◆ Your assignment:
Going through the data below, find how many lines include the word "Client", and reply with that number alone.

◆ Given records:
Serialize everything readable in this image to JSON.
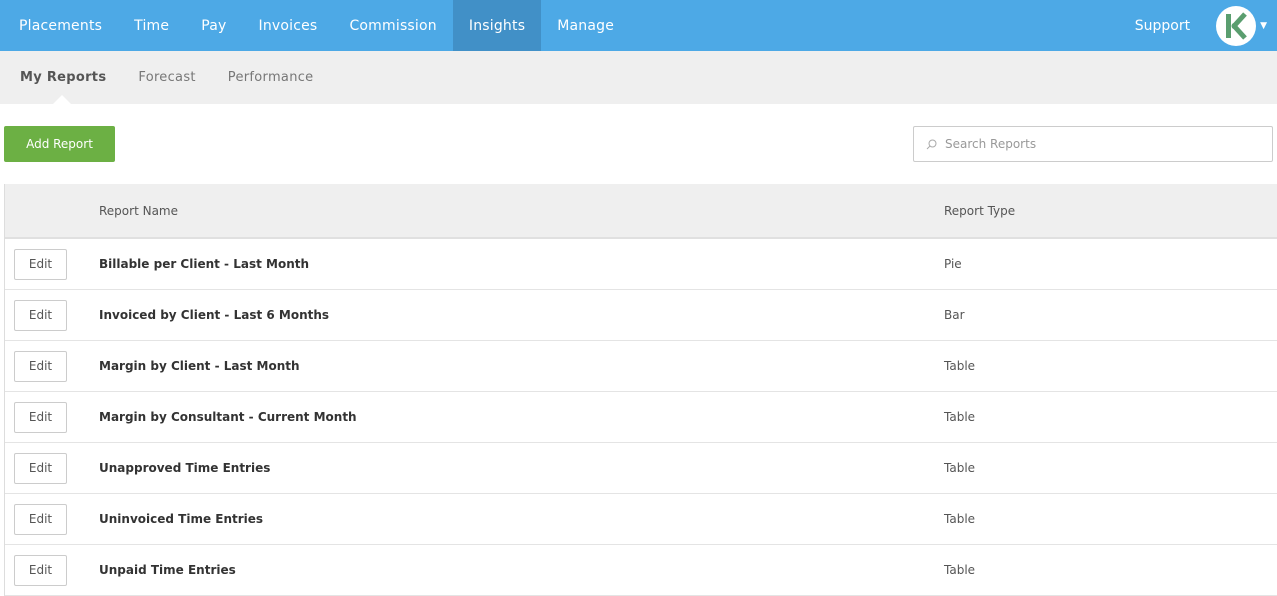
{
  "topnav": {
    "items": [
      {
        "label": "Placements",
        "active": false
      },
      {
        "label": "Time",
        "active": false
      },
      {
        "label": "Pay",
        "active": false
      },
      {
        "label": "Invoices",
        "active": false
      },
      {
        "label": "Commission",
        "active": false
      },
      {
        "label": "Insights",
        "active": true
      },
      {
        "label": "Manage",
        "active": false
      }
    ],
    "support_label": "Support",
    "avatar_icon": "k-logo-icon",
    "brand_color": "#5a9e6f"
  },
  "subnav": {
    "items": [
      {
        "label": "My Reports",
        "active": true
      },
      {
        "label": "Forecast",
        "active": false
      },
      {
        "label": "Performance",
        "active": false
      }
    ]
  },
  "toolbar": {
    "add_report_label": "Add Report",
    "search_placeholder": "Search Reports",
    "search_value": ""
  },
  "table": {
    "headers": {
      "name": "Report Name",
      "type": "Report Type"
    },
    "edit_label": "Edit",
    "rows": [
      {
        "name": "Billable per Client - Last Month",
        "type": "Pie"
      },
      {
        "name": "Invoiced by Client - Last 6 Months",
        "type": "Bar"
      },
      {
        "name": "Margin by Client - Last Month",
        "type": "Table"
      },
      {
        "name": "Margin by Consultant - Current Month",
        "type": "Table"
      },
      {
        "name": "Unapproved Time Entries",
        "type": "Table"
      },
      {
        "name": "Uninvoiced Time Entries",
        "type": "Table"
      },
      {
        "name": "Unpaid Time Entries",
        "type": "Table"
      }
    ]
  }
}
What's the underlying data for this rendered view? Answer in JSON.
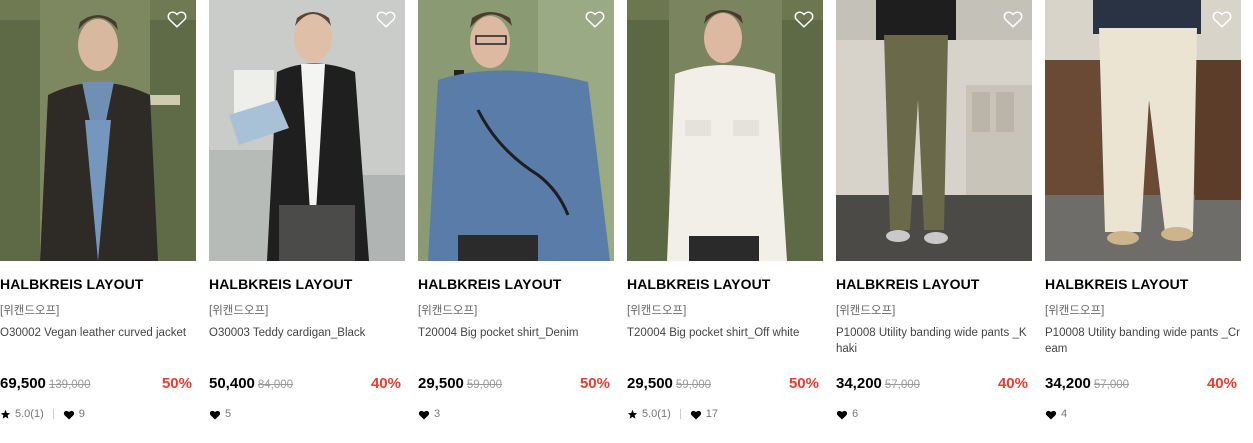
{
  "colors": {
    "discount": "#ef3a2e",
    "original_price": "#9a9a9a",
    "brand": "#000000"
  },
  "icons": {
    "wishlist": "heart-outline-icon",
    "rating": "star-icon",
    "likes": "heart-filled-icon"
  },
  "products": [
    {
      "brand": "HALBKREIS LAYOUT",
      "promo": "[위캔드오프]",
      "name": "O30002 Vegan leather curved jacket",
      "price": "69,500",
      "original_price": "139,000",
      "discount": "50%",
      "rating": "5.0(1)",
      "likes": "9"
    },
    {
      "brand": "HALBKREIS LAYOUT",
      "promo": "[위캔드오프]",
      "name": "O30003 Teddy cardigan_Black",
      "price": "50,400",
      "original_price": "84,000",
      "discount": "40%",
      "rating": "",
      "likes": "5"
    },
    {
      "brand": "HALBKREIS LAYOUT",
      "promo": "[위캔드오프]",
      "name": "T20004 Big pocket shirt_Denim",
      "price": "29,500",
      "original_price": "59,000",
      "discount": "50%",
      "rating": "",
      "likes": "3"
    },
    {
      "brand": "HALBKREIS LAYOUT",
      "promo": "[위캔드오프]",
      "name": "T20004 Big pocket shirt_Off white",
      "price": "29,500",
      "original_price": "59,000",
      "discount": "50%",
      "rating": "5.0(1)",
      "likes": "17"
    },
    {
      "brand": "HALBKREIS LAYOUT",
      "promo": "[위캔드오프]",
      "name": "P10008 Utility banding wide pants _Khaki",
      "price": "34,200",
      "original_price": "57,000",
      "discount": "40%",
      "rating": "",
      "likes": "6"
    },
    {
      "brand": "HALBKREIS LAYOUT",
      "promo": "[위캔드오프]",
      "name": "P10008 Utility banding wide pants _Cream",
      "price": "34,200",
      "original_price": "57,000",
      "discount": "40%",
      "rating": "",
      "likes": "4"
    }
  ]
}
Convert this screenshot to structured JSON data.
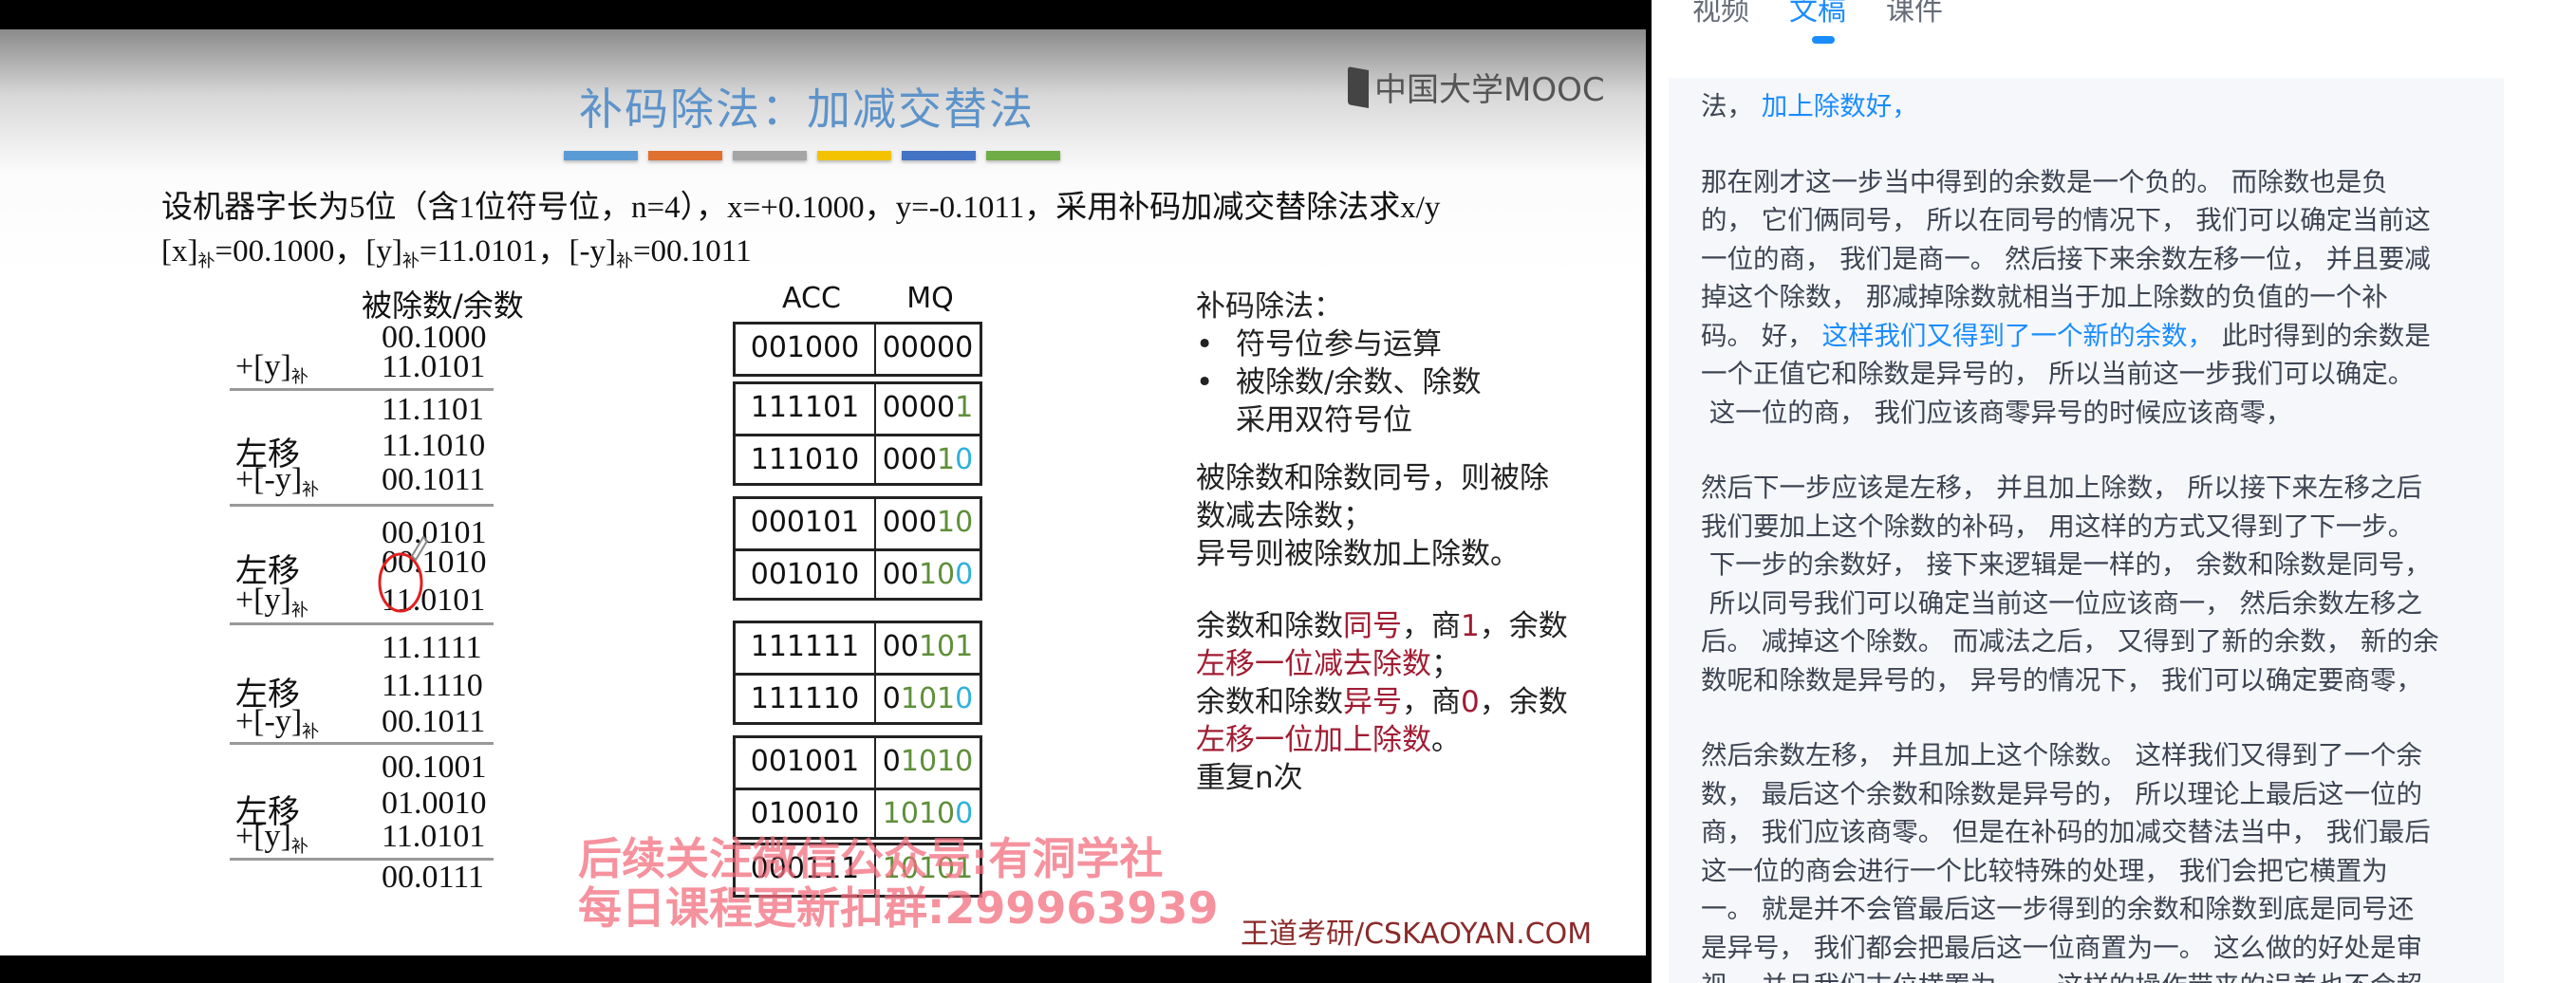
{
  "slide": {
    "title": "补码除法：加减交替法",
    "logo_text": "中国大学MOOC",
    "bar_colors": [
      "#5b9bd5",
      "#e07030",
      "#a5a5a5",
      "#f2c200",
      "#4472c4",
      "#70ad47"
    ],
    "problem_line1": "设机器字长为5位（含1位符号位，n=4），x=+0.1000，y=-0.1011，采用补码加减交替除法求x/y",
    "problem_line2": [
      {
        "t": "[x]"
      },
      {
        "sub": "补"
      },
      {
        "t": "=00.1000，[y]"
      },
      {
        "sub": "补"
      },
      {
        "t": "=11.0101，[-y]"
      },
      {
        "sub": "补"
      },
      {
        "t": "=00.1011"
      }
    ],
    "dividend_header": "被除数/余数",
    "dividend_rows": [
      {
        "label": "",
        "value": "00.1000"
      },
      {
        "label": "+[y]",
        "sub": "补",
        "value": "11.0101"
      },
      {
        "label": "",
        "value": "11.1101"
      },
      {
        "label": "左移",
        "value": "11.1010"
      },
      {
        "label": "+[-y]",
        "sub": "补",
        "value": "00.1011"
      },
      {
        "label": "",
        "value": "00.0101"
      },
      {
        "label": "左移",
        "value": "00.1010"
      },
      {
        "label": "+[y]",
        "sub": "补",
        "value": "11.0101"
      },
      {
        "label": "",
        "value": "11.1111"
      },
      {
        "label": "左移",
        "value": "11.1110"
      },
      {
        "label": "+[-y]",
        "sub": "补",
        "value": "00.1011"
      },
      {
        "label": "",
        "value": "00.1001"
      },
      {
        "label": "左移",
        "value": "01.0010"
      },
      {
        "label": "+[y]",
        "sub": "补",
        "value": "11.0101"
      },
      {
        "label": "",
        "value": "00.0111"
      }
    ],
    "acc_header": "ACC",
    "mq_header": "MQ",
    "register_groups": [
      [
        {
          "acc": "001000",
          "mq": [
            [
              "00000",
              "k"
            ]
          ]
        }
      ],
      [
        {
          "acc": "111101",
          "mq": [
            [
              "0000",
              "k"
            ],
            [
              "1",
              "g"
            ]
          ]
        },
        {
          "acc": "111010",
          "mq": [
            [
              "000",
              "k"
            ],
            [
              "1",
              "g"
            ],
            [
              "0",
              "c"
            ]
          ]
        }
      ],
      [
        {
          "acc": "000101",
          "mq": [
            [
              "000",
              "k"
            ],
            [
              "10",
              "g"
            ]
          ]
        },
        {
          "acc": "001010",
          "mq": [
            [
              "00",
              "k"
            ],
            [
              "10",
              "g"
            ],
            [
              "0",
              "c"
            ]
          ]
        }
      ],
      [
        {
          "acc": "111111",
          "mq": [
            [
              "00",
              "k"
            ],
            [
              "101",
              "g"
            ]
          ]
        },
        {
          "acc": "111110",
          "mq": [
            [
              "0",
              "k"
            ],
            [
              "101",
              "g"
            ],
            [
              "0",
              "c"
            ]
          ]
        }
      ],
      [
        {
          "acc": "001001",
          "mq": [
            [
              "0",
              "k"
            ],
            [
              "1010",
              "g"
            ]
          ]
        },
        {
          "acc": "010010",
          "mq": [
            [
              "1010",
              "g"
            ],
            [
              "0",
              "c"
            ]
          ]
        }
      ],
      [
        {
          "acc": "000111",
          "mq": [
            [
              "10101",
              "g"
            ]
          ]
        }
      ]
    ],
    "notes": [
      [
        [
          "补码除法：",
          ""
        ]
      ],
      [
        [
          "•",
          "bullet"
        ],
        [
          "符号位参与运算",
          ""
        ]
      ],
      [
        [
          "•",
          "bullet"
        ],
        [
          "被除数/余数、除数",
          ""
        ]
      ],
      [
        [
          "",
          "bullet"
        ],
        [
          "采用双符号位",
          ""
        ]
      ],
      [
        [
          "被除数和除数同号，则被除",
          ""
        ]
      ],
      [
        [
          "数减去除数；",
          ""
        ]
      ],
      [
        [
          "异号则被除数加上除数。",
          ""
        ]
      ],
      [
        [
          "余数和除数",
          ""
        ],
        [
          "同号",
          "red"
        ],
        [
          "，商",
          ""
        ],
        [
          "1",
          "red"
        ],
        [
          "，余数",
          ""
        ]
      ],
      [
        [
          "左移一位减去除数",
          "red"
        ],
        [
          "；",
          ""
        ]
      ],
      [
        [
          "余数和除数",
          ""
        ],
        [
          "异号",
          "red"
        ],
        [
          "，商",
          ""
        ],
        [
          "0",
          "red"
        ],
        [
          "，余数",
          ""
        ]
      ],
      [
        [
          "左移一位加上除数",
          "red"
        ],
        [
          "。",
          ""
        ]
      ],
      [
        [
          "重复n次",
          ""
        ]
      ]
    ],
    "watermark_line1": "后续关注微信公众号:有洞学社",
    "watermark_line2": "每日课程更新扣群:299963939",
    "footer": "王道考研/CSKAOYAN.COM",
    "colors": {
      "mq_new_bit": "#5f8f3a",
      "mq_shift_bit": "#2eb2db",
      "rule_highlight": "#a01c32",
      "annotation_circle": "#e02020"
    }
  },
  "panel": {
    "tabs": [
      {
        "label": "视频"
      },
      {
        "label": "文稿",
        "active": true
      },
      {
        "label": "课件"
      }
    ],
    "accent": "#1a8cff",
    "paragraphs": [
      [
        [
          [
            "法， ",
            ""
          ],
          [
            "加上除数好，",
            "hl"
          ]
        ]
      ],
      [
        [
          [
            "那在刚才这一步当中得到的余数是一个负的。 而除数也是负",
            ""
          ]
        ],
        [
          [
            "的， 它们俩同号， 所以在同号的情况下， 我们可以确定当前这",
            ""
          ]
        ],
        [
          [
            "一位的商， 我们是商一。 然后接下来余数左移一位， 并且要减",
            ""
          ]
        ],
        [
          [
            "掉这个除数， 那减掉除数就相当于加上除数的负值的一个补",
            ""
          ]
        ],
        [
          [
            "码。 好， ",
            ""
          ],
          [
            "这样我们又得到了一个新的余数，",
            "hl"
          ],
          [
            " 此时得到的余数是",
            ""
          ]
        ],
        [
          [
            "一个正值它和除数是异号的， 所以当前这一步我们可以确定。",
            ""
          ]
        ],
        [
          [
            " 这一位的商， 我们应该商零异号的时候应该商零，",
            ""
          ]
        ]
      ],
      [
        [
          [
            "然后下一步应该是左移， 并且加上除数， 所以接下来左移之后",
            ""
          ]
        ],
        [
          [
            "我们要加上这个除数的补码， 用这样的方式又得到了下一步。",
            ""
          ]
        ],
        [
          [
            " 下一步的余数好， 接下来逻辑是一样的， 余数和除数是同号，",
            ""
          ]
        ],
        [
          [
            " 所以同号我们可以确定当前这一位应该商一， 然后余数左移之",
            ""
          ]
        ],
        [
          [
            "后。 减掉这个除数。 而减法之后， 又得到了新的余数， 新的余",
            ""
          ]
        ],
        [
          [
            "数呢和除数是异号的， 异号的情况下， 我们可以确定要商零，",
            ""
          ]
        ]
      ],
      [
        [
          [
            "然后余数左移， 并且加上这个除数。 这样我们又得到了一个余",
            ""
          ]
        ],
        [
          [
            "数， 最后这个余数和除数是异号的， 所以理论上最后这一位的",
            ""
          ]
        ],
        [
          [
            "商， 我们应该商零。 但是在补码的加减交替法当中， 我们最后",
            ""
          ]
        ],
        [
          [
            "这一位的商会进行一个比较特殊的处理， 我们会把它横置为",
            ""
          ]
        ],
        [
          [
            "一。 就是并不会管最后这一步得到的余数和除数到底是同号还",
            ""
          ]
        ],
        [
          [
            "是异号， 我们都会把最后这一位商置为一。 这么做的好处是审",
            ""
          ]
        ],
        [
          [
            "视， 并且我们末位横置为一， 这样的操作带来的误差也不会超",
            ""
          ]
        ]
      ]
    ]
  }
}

◆ Exercise solution:
3